A need for built-in screening
Experts interviewed for this story all agreed that more information about these girls is needed to draw any sound conclusions about under- versus over-identification.
Fancsali wants to know these girls’ specific disability classifications as well as their socioeconomic statuses. Fish is also curious about their test scores; are these girls performing better academically than their male peers?
“The reality is a much more nuanced situation and can’t be easily explained with a single pattern or trend,” Fancsali said. “And it speaks to the complexity of identifying students and correctly assessing their educational needs.”
When asked what the district could be doing better to help girls needing special education supports, Podvesker reiterated the urgency of training teachers on the central characteristics of disabilities and what they look like in the classroom. For example: distinguishing between the hyperactive and impulsive behavior of students with ADHD and the potentially lackadaisical, inattentive nature of students with ADD.
“It’s really that basic,” she said, adding, “All school staff needs it. Bus drivers, bus attendants need it.”
Expounding on New York state’s regulations for teachers, the DOE spokeswoman noted Monday that coursework required for certification reviews “the categories of disabilities; identification and remediation of disabilities … individualizing instruction; and applying positive behavioral supports,” among other things.
Fish said the district should also ensure that it’s prioritizing early intervention for students “as soon as they are starting to show some challenges.”
“I think we need a lot of built-in screening mechanisms,” she said. “I know that teachers are stretched really thin, so we can’t just say, ‘OK, teachers, take one more thing on’ — but we need staff supports in schools to help teachers identify kids as early as possible in the school year and as early as possible in their school career.”

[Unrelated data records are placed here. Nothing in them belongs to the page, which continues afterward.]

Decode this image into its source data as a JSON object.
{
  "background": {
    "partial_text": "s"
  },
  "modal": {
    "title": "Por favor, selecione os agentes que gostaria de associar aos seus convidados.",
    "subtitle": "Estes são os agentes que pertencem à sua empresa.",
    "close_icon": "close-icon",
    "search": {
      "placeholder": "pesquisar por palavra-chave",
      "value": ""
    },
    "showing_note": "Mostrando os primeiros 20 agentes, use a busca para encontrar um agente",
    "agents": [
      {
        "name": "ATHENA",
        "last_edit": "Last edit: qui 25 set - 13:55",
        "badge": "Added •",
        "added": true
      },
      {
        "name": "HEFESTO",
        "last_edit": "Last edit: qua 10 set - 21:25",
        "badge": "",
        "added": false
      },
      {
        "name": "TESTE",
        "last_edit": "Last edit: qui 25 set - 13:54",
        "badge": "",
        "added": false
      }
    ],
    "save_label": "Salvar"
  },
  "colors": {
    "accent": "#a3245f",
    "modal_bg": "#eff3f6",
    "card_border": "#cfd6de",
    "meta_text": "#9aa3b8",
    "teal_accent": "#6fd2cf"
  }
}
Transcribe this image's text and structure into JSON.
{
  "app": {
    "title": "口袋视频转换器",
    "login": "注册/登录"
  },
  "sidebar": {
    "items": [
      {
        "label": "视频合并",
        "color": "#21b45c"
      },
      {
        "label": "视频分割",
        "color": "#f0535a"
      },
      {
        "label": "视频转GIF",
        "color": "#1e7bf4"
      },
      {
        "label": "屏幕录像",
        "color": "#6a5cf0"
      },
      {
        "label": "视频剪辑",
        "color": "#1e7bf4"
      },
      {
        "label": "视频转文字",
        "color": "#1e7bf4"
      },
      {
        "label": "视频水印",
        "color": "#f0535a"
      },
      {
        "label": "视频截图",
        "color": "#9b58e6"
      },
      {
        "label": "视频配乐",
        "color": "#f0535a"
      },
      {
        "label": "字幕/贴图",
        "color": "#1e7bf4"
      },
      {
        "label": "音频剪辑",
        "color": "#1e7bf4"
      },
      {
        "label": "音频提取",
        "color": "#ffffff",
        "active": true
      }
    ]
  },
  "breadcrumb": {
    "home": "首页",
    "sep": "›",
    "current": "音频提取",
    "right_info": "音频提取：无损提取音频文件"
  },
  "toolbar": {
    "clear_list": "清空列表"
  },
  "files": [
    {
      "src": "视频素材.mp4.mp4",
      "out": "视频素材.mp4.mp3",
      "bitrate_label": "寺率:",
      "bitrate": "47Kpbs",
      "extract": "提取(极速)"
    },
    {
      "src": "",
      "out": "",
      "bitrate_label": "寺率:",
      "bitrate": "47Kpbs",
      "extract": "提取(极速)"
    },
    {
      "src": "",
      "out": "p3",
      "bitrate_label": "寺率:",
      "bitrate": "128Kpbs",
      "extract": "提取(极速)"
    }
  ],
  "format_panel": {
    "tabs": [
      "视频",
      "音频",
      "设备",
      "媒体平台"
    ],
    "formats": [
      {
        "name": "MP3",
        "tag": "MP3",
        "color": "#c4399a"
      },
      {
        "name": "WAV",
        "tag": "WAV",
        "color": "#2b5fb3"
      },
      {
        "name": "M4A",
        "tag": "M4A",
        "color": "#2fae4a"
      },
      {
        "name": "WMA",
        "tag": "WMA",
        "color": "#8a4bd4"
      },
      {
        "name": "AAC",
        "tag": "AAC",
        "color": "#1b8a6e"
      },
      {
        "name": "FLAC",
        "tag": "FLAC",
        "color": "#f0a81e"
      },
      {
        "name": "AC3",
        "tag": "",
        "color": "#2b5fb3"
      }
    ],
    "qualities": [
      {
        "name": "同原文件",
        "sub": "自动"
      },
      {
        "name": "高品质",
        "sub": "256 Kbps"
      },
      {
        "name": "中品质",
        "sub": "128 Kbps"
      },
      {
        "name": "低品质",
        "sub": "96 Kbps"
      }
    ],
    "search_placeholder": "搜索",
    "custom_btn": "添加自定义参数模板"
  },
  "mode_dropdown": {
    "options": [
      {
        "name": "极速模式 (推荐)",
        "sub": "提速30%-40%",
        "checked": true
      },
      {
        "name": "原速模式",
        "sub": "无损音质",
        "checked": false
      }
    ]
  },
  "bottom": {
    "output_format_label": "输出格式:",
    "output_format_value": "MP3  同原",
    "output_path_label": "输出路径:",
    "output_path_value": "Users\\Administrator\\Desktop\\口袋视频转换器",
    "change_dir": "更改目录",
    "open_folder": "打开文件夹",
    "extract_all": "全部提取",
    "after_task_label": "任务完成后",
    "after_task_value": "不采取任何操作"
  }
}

In that vein, the DOE spokeswoman said the district employs a “Multi-Tiered System of Support” that “provides services and intervention as soon as the student demonstrates a need,” and it especially targets schools “with disproportionate referral rates, providing the right interventions on the front end, so that students aren’t referred to special education when there were potential interventions or core instruction improvements that could have been made.”
For Nunez, her request of the district wasn’t about data or programs or money. It was an emotional plea.
District officials “should keep in mind that their actions really affect families,” she said. “Be a person. See others.”
She added, “As a mom … I just want the best education, the best life, for my daughter.”
Staff reporter Esmeralda Fabián Romero provided translations for this article on behalf of Marisol Nunez.Submit a Letter to the Editor